**The Health & Wellness Fee supports the operations of Wellness Services staff in delivering pre-program orientation services, as well as in providing health-related consultation regarding participant health needs. All students in the College of Arts and Sciences pay a mandatory fee of $37 per semester.
Stipend: Students will receive a stipend to cover the cost of meals and transportation costs not covered by the program fee.
Estimated Airfare (Round Trip PDX to SYD, BNE to PDX): $1,500 - $2,000
Estimated Health Insurance Fee: $1,350.50
All students participating in overseas programs are automatically enrolled in iNext, a supplemental travel insurance program. The fee for iNext is covered in the program cost. However, students are also required to have comprehensive health insurance during their time abroad. All students participating in overseas programs, both abroad and domestic, are automatically enrolled in the College’s student health insurance program.

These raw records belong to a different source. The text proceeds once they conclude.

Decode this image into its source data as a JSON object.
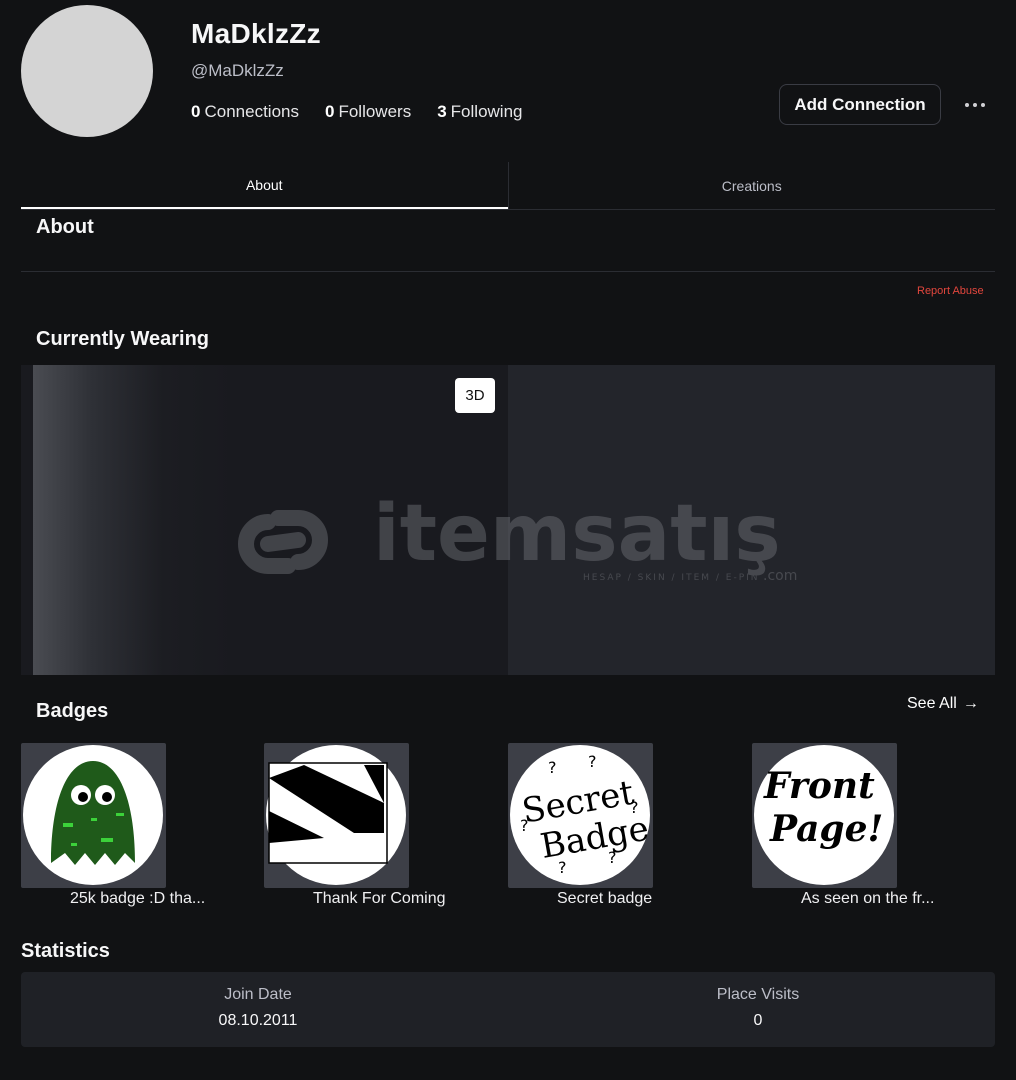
{
  "profile": {
    "display_name": "MaDklzZz",
    "username": "@MaDklzZz",
    "connections_count": "0",
    "connections_label": "Connections",
    "followers_count": "0",
    "followers_label": "Followers",
    "following_count": "3",
    "following_label": "Following"
  },
  "actions": {
    "add_connection_label": "Add Connection"
  },
  "tabs": [
    {
      "label": "About",
      "active": true
    },
    {
      "label": "Creations",
      "active": false
    }
  ],
  "about": {
    "title": "About",
    "report_label": "Report Abuse"
  },
  "wearing": {
    "title": "Currently Wearing",
    "view_3d_label": "3D"
  },
  "watermark": {
    "brand": "itemsatış",
    "tagline": "HESAP / SKIN / ITEM / E-PIN",
    "suffix": ".com"
  },
  "badges": {
    "title": "Badges",
    "see_all_label": "See All",
    "items": [
      {
        "label": "25k badge :D tha..."
      },
      {
        "label": "Thank For Coming"
      },
      {
        "label": "Secret badge",
        "image_text_1": "Secret",
        "image_text_2": "Badge"
      },
      {
        "label": "As seen on the fr...",
        "image_text_1": "Front",
        "image_text_2": "Page!"
      }
    ]
  },
  "statistics": {
    "title": "Statistics",
    "join_date_label": "Join Date",
    "join_date_value": "08.10.2011",
    "place_visits_label": "Place Visits",
    "place_visits_value": "0"
  },
  "colors": {
    "background": "#111214",
    "report_red": "#e2463d",
    "panel": "#1f2126"
  }
}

Similar to a regular semester on-campus, students participating in overseas programs may waive enrollment in the student health insurance program if they have other comprehensive health insurance (e.g., through a parent, guardian or employer) that 1) provides coverage for them in the geographic region in which they will be studying and 2) includes mental health benefits. Click here for more information regarding health insurance & overseas programs.
Application Process: Applications are due one year before the start of the program.
Visa: Students will be required to apply for a visa in order to participate in this program. More information will be provided upon admission to the program.
Country-Specific Health Information: Click here to view specific health information for people traveling to Australia.
State Department Country Information: Click here to visit the State Department’s Australia page.